|An Asterisk for Barry|
Written by Jonathan Leshanski (Contact & Archive) on September 28, 2007
Until now.Â The fans have spoken and the baseball Barry Bonds hit to break Henry Aaronâ€™s all time home recordÂ will have an asterisk burned into it before being turned over to the National Baseball Hall of Fame.Â Â And best of all, MLB has nothing to do with it.Â Â While Bud Selig and the owners have turned a blind eye to the tainted records of the steroid era the fans, led by fashion designer Marc Ecko, decided to take the slugger to task for his use of steroids.
And Ecko, who won the ball at auction and paid over $750,000 for it, opted to let real baseball fans decide.Â Â Now when I say real baseball fans, I thinkÂ I need to qualify just who really voted here.Â While the poll was open to everyone, the fans who expressed their opinion most vociferously werenâ€™t the casual fans for whom seeing the record meant everything.Â Those fans never cared enough to look for the well publicized poll, or support Barry, by voting to send the ball unblemished to the Hall.
The fate of the ball was decided by the devout fans who clearly felt that Barry had shown a disrespect for the national pastime and had cheated his way to the record.Â And if the Hall displays the baseball, that displeasure will forever be known.
Barryâ€™s asterisk will be eternally on display, and will cause generation upon generation to question the manâ€™s integrity and talent.Â It will be a reminder that there are records on the book, and there are numbers that mean something real.
And thatâ€™s the way it should be.Â Â Baseball isnâ€™t called the ownerâ€™s game, or the Players Unionâ€™s game, or even the playerâ€™s game.Â Itâ€™s America's game - and this is a revolution which the owners, players and union should be aware of.
This vote is a wake up call that the fans are not happy with how performance enhancing drugs, testing, treatment and punishment are being handled.Â They feel Barry and others have cheated the game, have cheated baseballâ€™s best, and have cheated us.
If MLB wonâ€™t, or canâ€™t, come down on the cheats, the fans will.Â And Barryâ€™s record will always hang under that cloud, not just of suspicion, but of derision.Â This asterisk wonâ€™t be applied by a commissioner with an interest in seeing a record stay intact.Â Â It will say that some records really have never been broken.

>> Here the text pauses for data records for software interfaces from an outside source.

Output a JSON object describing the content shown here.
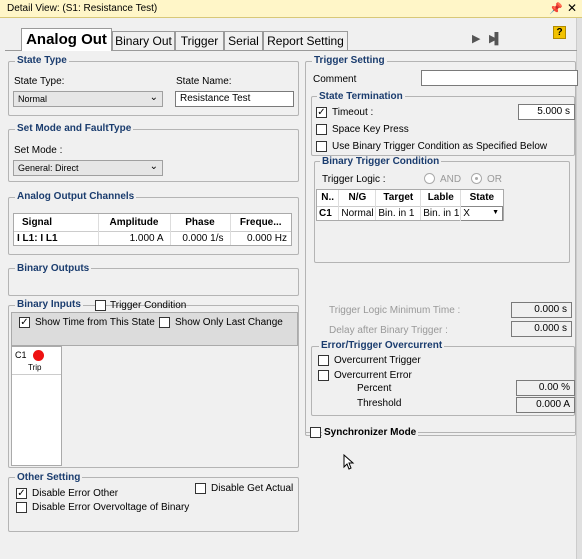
{
  "window": {
    "title": "Detail View: (S1: Resistance Test)",
    "pin": "▕",
    "close": "✕"
  },
  "tabs": [
    "Analog Out",
    "Binary Out",
    "Trigger",
    "Serial",
    "Report Setting"
  ],
  "toolbar": {
    "play": "▶",
    "step": "▶▌",
    "help": "?"
  },
  "state_type": {
    "title": "State Type",
    "type_label": "State Type:",
    "type_value": "Normal",
    "name_label": "State Name:",
    "name_value": "Resistance Test"
  },
  "mode": {
    "title": "Set Mode and FaultType",
    "mode_label": "Set Mode :",
    "mode_value": "General: Direct"
  },
  "analog": {
    "title": "Analog Output Channels",
    "headers": [
      "Signal",
      "Amplitude",
      "Phase",
      "Freque..."
    ],
    "row": [
      "I L1: I L1",
      "1.000 A",
      "0.000 1/s",
      "0.000 Hz"
    ]
  },
  "binary_outputs": {
    "title": "Binary Outputs"
  },
  "binary_inputs": {
    "title": "Binary Inputs",
    "trigger_condition": "Trigger Condition",
    "show_time": "Show Time from This State",
    "show_last": "Show Only Last Change",
    "channel": "C1",
    "channel_name": "Trip",
    "led_color": "#ee1111"
  },
  "other": {
    "title": "Other Setting",
    "disable_error_other": "Disable Error Other",
    "disable_get_actual": "Disable Get Actual",
    "disable_overvoltage": "Disable Error Overvoltage of Binary"
  },
  "trigger": {
    "title": "Trigger Setting",
    "comment_label": "Comment",
    "termination": {
      "title": "State Termination",
      "timeout_label": "Timeout :",
      "timeout_value": "5.000 s",
      "space_key": "Space Key Press",
      "use_binary": "Use Binary Trigger Condition as Specified Below"
    },
    "binary_condition": {
      "title": "Binary Trigger Condition",
      "logic_label": "Trigger Logic :",
      "and": "AND",
      "or": "OR",
      "headers": [
        "N..",
        "N/G",
        "Target",
        "Lable",
        "State"
      ],
      "row": [
        "C1",
        "Normal",
        "Bin. in 1",
        "Bin. in 1",
        "X"
      ]
    },
    "min_time_label": "Trigger Logic Minimum Time :",
    "min_time_value": "0.000 s",
    "delay_label": "Delay after Binary Trigger :",
    "delay_value": "0.000 s",
    "overcurrent": {
      "title": "Error/Trigger Overcurrent",
      "trigger": "Overcurrent Trigger",
      "error": "Overcurrent Error",
      "percent_label": "Percent",
      "percent_value": "0.00 %",
      "threshold_label": "Threshold",
      "threshold_value": "0.000 A"
    },
    "sync": "Synchronizer Mode"
  }
}
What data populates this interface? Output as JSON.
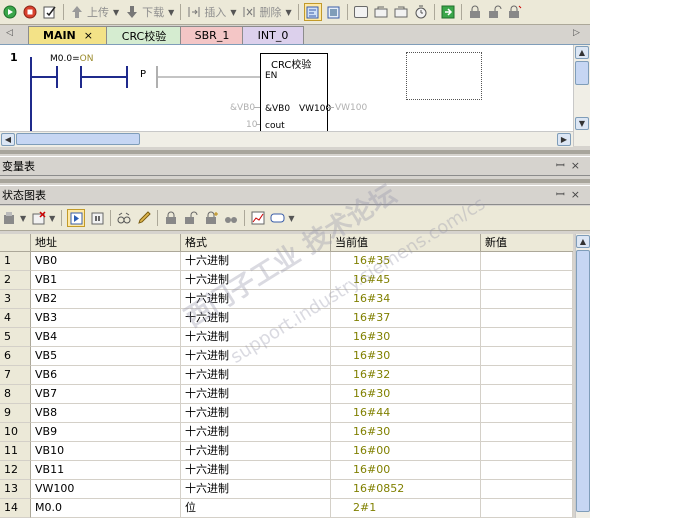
{
  "toolbar": {
    "upload_label": "上传",
    "download_label": "下载",
    "insert_label": "插入",
    "delete_label": "删除"
  },
  "tabs": [
    {
      "label": "MAIN",
      "color": "#f3e287",
      "active": true
    },
    {
      "label": "CRC校验",
      "color": "#d5ecd0"
    },
    {
      "label": "SBR_1",
      "color": "#f4c6c6"
    },
    {
      "label": "INT_0",
      "color": "#dcd0ec"
    }
  ],
  "tab_close": "×",
  "ladder": {
    "network_number": "1",
    "contact_address": "M0.0",
    "contact_eq": "=",
    "contact_state": "ON",
    "p_label": "P",
    "box_title": "CRC校验",
    "en_label": "EN",
    "in_prefix": "&VB0",
    "in_pin": "&VB0",
    "out_pin": "VW100",
    "out_value": "VW100",
    "count_value": "10",
    "count_pin": "cout"
  },
  "panels": {
    "var_table_title": "变量表",
    "status_chart_title": "状态图表",
    "pin_icon": "ꟷ",
    "close_icon": "×"
  },
  "status_table": {
    "columns": [
      "地址",
      "格式",
      "当前值",
      "新值"
    ],
    "rows": [
      {
        "n": "1",
        "addr": "VB0",
        "fmt": "十六进制",
        "cur": "16#35",
        "new": ""
      },
      {
        "n": "2",
        "addr": "VB1",
        "fmt": "十六进制",
        "cur": "16#45",
        "new": ""
      },
      {
        "n": "3",
        "addr": "VB2",
        "fmt": "十六进制",
        "cur": "16#34",
        "new": ""
      },
      {
        "n": "4",
        "addr": "VB3",
        "fmt": "十六进制",
        "cur": "16#37",
        "new": ""
      },
      {
        "n": "5",
        "addr": "VB4",
        "fmt": "十六进制",
        "cur": "16#30",
        "new": ""
      },
      {
        "n": "6",
        "addr": "VB5",
        "fmt": "十六进制",
        "cur": "16#30",
        "new": ""
      },
      {
        "n": "7",
        "addr": "VB6",
        "fmt": "十六进制",
        "cur": "16#32",
        "new": ""
      },
      {
        "n": "8",
        "addr": "VB7",
        "fmt": "十六进制",
        "cur": "16#30",
        "new": ""
      },
      {
        "n": "9",
        "addr": "VB8",
        "fmt": "十六进制",
        "cur": "16#44",
        "new": ""
      },
      {
        "n": "10",
        "addr": "VB9",
        "fmt": "十六进制",
        "cur": "16#30",
        "new": ""
      },
      {
        "n": "11",
        "addr": "VB10",
        "fmt": "十六进制",
        "cur": "16#00",
        "new": ""
      },
      {
        "n": "12",
        "addr": "VB11",
        "fmt": "十六进制",
        "cur": "16#00",
        "new": ""
      },
      {
        "n": "13",
        "addr": "VW100",
        "fmt": "十六进制",
        "cur": "16#0852",
        "new": ""
      },
      {
        "n": "14",
        "addr": "M0.0",
        "fmt": "位",
        "cur": "2#1",
        "new": ""
      }
    ]
  },
  "watermark": {
    "line1": "西门子工业 技术论坛",
    "line2": "support.industry.siemens.com/cs"
  },
  "colors": {
    "accent_current_value": "#808000",
    "ladder_wire": "#1f2a8c"
  }
}
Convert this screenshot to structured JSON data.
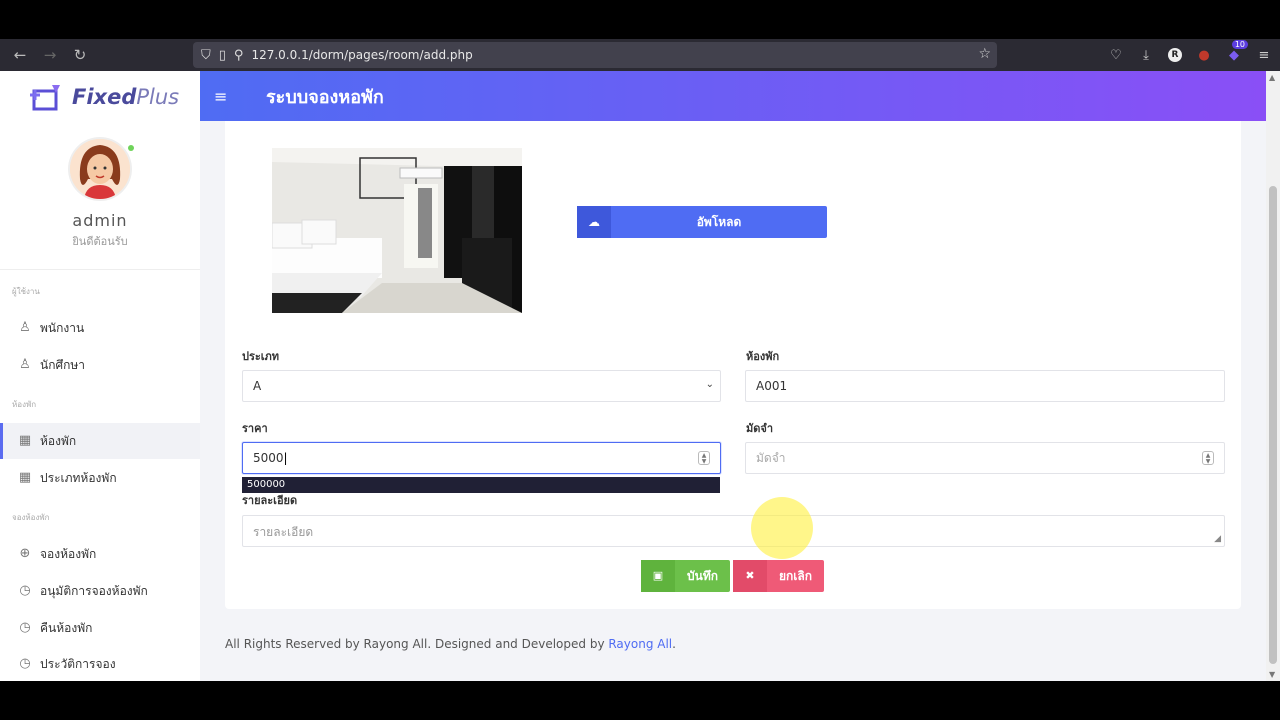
{
  "browser": {
    "url": "127.0.0.1/dorm/pages/room/add.php",
    "notification_count": "10",
    "profile_letter": "R"
  },
  "brand": {
    "name_bold": "Fixed",
    "name_light": "Plus"
  },
  "profile": {
    "name": "admin",
    "subtitle": "ยินดีต้อนรับ"
  },
  "sidebar": {
    "sections": [
      {
        "title": "ผู้ใช้งาน"
      },
      {
        "title": "ห้องพัก"
      },
      {
        "title": "จองห้องพัก"
      }
    ],
    "items": [
      {
        "label": "พนักงาน",
        "icon": "user-icon"
      },
      {
        "label": "นักศึกษา",
        "icon": "user-icon"
      },
      {
        "label": "ห้องพัก",
        "icon": "grid-icon",
        "active": true
      },
      {
        "label": "ประเภทห้องพัก",
        "icon": "grid-icon"
      },
      {
        "label": "จองห้องพัก",
        "icon": "plus-circle-icon"
      },
      {
        "label": "อนุมัติการจองห้องพัก",
        "icon": "clock-icon"
      },
      {
        "label": "คืนห้องพัก",
        "icon": "clock-icon"
      },
      {
        "label": "ประวัติการจอง",
        "icon": "clock-icon"
      }
    ]
  },
  "header": {
    "title": "ระบบจองหอพัก"
  },
  "form": {
    "upload_label": "อัพโหลด",
    "type_label": "ประเภท",
    "type_value": "A",
    "room_label": "ห้องพัก",
    "room_value": "A001",
    "price_label": "ราคา",
    "price_value": "5000",
    "price_suggestion": "500000",
    "deposit_label": "มัดจำ",
    "deposit_placeholder": "มัดจำ",
    "detail_label": "รายละเอียด",
    "detail_placeholder": "รายละเอียด",
    "save_label": "บันทึก",
    "cancel_label": "ยกเลิก"
  },
  "footer": {
    "text": "All Rights Reserved by Rayong All. Designed and Developed by ",
    "link": "Rayong All",
    "end": "."
  }
}
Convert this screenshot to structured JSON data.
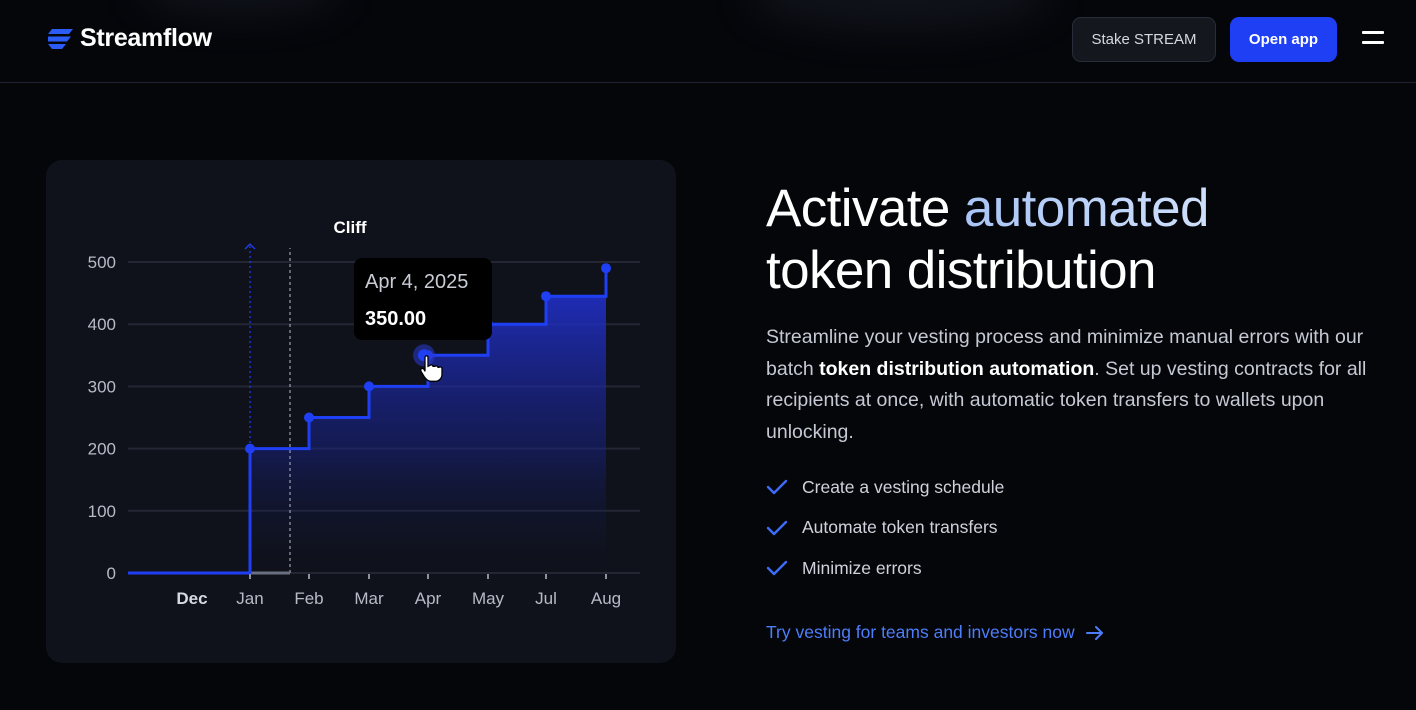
{
  "header": {
    "logo_text": "Streamflow",
    "stake_label": "Stake STREAM",
    "open_app_label": "Open app"
  },
  "chart_data": {
    "type": "line",
    "step": true,
    "title": "",
    "annotation": "Cliff",
    "categories": [
      "Dec",
      "Jan",
      "Feb",
      "Mar",
      "Apr",
      "May",
      "Jul",
      "Aug"
    ],
    "y_ticks": [
      0,
      100,
      200,
      300,
      400,
      500
    ],
    "ylim": [
      0,
      500
    ],
    "series": [
      {
        "points": [
          {
            "x": "Jan",
            "y": 200
          },
          {
            "x": "Feb",
            "y": 250
          },
          {
            "x": "Mar",
            "y": 300
          },
          {
            "x": "Apr",
            "y": 350
          },
          {
            "x": "May",
            "y": 400
          },
          {
            "x": "Jul",
            "y": 445
          },
          {
            "x": "Aug",
            "y": 490
          }
        ]
      }
    ],
    "tooltip": {
      "date": "Apr 4, 2025",
      "value": "350.00"
    },
    "grid": true,
    "accent_color": "#1f3ff5"
  },
  "hero": {
    "title_part1": "Activate ",
    "title_accent": "automated",
    "title_part2": "token distribution",
    "desc_part1": "Streamline your vesting process and minimize manual errors with our batch ",
    "desc_bold": "token distribution automation",
    "desc_part2": ". Set up vesting contracts for all recipients at once, with automatic token transfers to wallets upon unlocking.",
    "features": [
      "Create a vesting schedule",
      "Automate token transfers",
      "Minimize errors"
    ],
    "cta_label": "Try vesting for teams and investors now"
  }
}
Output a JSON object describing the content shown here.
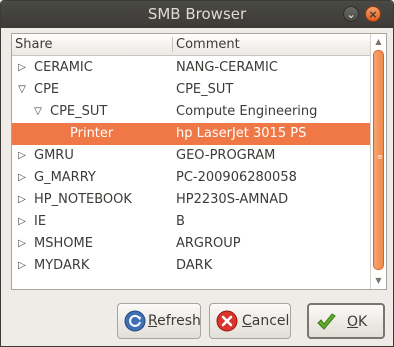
{
  "window": {
    "title": "SMB Browser"
  },
  "columns": {
    "share": "Share",
    "comment": "Comment"
  },
  "rows": [
    {
      "share": "CERAMIC",
      "comment": "NANG-CERAMIC",
      "expander": "collapsed",
      "level": 0
    },
    {
      "share": "CPE",
      "comment": "CPE_SUT",
      "expander": "expanded",
      "level": 0
    },
    {
      "share": "CPE_SUT",
      "comment": "Compute Engineering",
      "expander": "expanded",
      "level": 1
    },
    {
      "share": "Printer",
      "comment": "hp LaserJet 3015 PS",
      "expander": "none",
      "level": 2,
      "selected": true
    },
    {
      "share": "GMRU",
      "comment": "GEO-PROGRAM",
      "expander": "collapsed",
      "level": 0
    },
    {
      "share": "G_MARRY",
      "comment": "PC-200906280058",
      "expander": "collapsed",
      "level": 0
    },
    {
      "share": "HP_NOTEBOOK",
      "comment": "HP2230S-AMNAD",
      "expander": "collapsed",
      "level": 0
    },
    {
      "share": "IE",
      "comment": "B",
      "expander": "collapsed",
      "level": 0
    },
    {
      "share": "MSHOME",
      "comment": "ARGROUP",
      "expander": "collapsed",
      "level": 0
    },
    {
      "share": "MYDARK",
      "comment": "DARK",
      "expander": "collapsed",
      "level": 0
    }
  ],
  "buttons": {
    "refresh": {
      "mnemonic": "R",
      "rest": "efresh",
      "icon": "refresh-icon"
    },
    "cancel": {
      "mnemonic": "C",
      "rest": "ancel",
      "icon": "cancel-icon"
    },
    "ok": {
      "mnemonic": "O",
      "rest": "K",
      "icon": "checkmark-icon"
    }
  },
  "colors": {
    "selection": "#f07746",
    "titlebar": "#3c3b37",
    "accent": "#f08a4c"
  }
}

This asterisk is a cry of outrage saying that Barryâ€™s record, and by that token Barry himself cannot be believed.Â The fans have spoken and theyâ€™ve spoken eloquently.